■ **Exercise requirements**
Read the records below. Copy each line where the string "basın" occurs.
═══ Raw data
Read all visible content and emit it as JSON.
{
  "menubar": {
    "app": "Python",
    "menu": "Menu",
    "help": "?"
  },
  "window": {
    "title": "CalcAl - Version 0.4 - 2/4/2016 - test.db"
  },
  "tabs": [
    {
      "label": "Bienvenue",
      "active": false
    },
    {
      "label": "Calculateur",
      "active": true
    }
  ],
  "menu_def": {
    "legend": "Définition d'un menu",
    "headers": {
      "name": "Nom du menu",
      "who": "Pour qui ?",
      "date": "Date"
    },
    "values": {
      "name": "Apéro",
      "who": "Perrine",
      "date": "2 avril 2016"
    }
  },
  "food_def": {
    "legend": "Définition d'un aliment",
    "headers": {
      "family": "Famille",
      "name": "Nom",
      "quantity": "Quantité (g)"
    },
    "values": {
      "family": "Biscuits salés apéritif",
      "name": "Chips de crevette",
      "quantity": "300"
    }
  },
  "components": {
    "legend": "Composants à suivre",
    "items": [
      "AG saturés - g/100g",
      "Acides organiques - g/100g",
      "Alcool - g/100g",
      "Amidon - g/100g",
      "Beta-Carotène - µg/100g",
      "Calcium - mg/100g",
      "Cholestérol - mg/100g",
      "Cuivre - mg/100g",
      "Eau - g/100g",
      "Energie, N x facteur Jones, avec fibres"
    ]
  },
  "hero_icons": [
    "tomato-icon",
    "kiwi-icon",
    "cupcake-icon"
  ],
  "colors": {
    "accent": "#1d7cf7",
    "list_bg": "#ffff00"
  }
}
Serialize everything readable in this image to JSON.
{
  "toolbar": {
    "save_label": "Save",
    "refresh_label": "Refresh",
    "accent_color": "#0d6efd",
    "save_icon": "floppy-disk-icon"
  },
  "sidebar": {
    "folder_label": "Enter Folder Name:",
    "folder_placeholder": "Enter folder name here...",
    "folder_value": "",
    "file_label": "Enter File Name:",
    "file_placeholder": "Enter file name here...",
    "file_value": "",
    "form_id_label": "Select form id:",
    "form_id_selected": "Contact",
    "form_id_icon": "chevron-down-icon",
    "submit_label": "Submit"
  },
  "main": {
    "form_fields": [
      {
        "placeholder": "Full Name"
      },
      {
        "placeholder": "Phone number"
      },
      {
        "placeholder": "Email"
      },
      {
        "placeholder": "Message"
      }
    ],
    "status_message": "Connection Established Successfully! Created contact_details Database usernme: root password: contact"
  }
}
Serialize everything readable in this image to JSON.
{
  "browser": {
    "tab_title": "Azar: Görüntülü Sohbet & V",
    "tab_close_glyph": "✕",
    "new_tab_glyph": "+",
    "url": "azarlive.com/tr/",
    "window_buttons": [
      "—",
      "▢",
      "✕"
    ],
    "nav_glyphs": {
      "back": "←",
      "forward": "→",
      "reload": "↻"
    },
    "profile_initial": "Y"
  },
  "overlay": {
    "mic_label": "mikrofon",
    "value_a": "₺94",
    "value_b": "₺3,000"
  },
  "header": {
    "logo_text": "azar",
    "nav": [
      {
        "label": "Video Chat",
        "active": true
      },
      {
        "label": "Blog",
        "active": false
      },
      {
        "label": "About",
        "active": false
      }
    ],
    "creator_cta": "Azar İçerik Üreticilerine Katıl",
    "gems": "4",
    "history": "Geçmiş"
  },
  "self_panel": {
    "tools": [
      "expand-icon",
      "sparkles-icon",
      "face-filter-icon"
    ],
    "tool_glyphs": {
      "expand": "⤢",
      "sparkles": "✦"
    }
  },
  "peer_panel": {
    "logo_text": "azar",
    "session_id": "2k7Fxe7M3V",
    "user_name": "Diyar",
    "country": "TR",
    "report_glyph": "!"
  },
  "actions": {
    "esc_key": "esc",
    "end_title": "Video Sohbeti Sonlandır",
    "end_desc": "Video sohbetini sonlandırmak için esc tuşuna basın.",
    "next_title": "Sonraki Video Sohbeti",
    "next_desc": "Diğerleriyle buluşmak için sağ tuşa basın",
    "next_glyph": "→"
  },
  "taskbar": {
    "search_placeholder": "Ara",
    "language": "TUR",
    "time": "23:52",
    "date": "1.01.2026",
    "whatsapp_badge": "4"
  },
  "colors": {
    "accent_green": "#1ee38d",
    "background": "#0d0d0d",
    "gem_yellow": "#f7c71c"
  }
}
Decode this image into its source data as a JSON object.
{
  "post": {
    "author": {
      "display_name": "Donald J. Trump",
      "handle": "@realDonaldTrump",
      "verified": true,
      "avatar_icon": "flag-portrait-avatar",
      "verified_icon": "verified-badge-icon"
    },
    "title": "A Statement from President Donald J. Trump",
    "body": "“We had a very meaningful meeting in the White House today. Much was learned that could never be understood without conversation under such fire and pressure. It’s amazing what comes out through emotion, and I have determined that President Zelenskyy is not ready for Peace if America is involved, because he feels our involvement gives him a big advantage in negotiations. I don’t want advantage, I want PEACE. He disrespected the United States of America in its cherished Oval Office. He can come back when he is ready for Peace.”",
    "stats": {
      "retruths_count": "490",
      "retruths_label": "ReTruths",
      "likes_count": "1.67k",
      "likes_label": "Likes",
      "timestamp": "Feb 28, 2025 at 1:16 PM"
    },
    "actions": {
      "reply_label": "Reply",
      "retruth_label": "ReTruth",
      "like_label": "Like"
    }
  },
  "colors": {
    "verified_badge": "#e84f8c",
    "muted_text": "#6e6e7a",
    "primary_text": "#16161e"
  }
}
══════
■ **Completed task**
    "end_desc": "Video sohbetini sonlandırmak için esc tuşuna basın.",
    "next_desc": "Diğerleriyle buluşmak için sağ tuşa basın",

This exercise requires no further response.